Immersive learning uses all or some of these techniques in conjunction with simulation and education. Students are either able to complete a task within these worlds or learn new concepts by experiencing a new environment. This learning style allows students to experience situations and scenarios that may not be possible in a traditional classroom setting. Students can also interact with and learn from each other in the virtual environment.
Immersive learning is particularly useful in STEM classes. Fisk University, an HBCU in Nashville, Tenn., partnered with HTC VIVE and T-Mobile to create a virtual cadaver lab, which allows pre-med students to examine the intricate details of the human body with only a headset and a high-speed cellular connection. Within the virtual environment, students can operate on and explore the human body with more precision than even real cadavers could allow for.

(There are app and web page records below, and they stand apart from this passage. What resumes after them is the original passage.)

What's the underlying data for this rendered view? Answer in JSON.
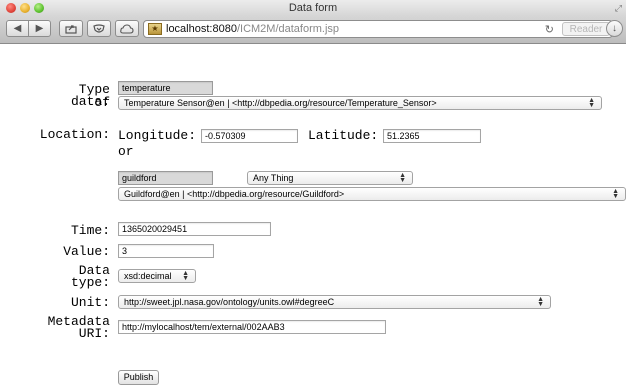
{
  "window": {
    "title": "Data form"
  },
  "toolbar": {
    "url_host": "localhost:8080",
    "url_path": "/ICM2M/dataform.jsp",
    "reader_label": "Reader"
  },
  "form": {
    "type_of_data": {
      "label_line1": "Type of",
      "label_line2": "data:",
      "value": "temperature",
      "selected_option": "Temperature Sensor@en | <http://dbpedia.org/resource/Temperature_Sensor>"
    },
    "location": {
      "label": "Location:",
      "longitude_label": "Longitude:",
      "longitude_value": "-0.570309",
      "latitude_label": "Latitude:",
      "latitude_value": "51.2365",
      "or_label": "or",
      "place_value": "guildford",
      "place_type_selected": "Any Thing",
      "place_selected_option": "Guildford@en | <http://dbpedia.org/resource/Guildford>"
    },
    "time": {
      "label": "Time:",
      "value": "1365020029451"
    },
    "value": {
      "label": "Value:",
      "value": "3"
    },
    "data_type": {
      "label_line1": "Data",
      "label_line2": "type:",
      "selected_option": "xsd:decimal"
    },
    "unit": {
      "label": "Unit:",
      "selected_option": "http://sweet.jpl.nasa.gov/ontology/units.owl#degreeC"
    },
    "metadata_uri": {
      "label_line1": "Metadata",
      "label_line2": "URI:",
      "value": "http://mylocalhost/tem/external/002AAB3"
    },
    "publish_label": "Publish"
  }
}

The university had previously been unable to purchase real cadavers due to cost constraints, but the immersive experience delivers a comparable lesson without the maintenance.
What Technology Is Needed for Immersive Learning?
Two main technology components are required for immersive learning: a device and a strong connection.
For VR, head-mounted displays like the Oculus Quest 2 or the HTC VIVE Pro Eye help bring virtual environments to life. Eye tracking technology and immersive sound are key to putting students directly into the virtual simulations. These devices also use “six degrees of freedom” (6DoF) controllers that allow students to interact with the items within the simulations.
In the early days of augmented reality, users held mobile devices, using their cameras to place virtual images within the world in front of them. But augmented reality technology has evolved in recent years: New tech has emerged, like the Lenovo ThinkReality A3 smart glasses, eliminating the need for handheld devices. Instead of looking through a screen, users look through the lenses, where virtual images are overlayed on top of the world directly in front of them.
Beyond the physical devices that bring these realities to life, a strong connection is vital to enter and remain in these worlds. Extended reality technology is bandwidth-intensive, and any drop in connectivity will cause a lag that will take the student out of the immersive learning experience — and possibly end it altogether.
Universities that have adopted immersive learning programs often have labs dedicated to this learning style, which are properly equipped to support the demand. At Fisk, the 5G environment provides the low latency, high capacity and speed that the bandwidth-intensive VR application requires.
An infrastructure that combines 5G connectivity with edge computing can efficiently process the large amounts of data that immersive technology requires. By splitting rendering and processing workloads between the devices and the cloud, universities can achieve efficiencies that can support the high bandwidth demands of immersive technology.
How Immersive Learning Can Be Used in Hybrid Education
Equipment and connectivity constraints are the two biggest barriers to taking immersive learning to remote environments. Headsets can be expensive, so loaning them to students or having them purchase their own is not always feasible. And a student’s home or dorm connectivity may not be strong enough to support the demands of a virtual learning environment.
But it can be done. At Colorado State University, the Clapp Lab for biomedical sciences uses virtual and augmented reality to help students study neurology and anatomy. In March 2020, when in-person classes stopped, the lab purchased and shipped laptops and VR headsets to each student in the program to continue their learning from home.
If distributing headsets to students is not feasible or bandwidth requirements cannot be met from their remote locations, a hybrid model can be a good option for these immersive classes. Students can be expected to come to class in person to use the devices and complete other lessons and coursework remotely if necessary.
Other universities are employing simulations that don’t require the use of equipment. Instead, 360-degree video and hyperrealistic web-based simulations can be an adequate substitute. At Embry-Riddle Aeronautical University, students at the school’s Extended Reality Lab are designing VR tools to simulate airplane maintenance. Online, the university continues to enhance its virtual labs. The Virtual Aerial Robotics Lab and Virtual Crash Lab allow students to simulate flights and crashes through an immersive online platform.
At Case Western Reserve University, students use Microsoft HoloLens devices with a proprietary medical education program designed by the university to interact with 3D anatomical models. If students do not have access to the VR headsets, they can use the software on a computer for a similar experience.
As immersive learning techniques continue to gain traction, colleges and universities will have to think critically about how to bring them to students in a way that will help them get the most out of the technology. Providing the right devices and sufficient bandwidth and successfully integrating them into remote or hybrid learning environments can all help universities move forward with these emerging technologies.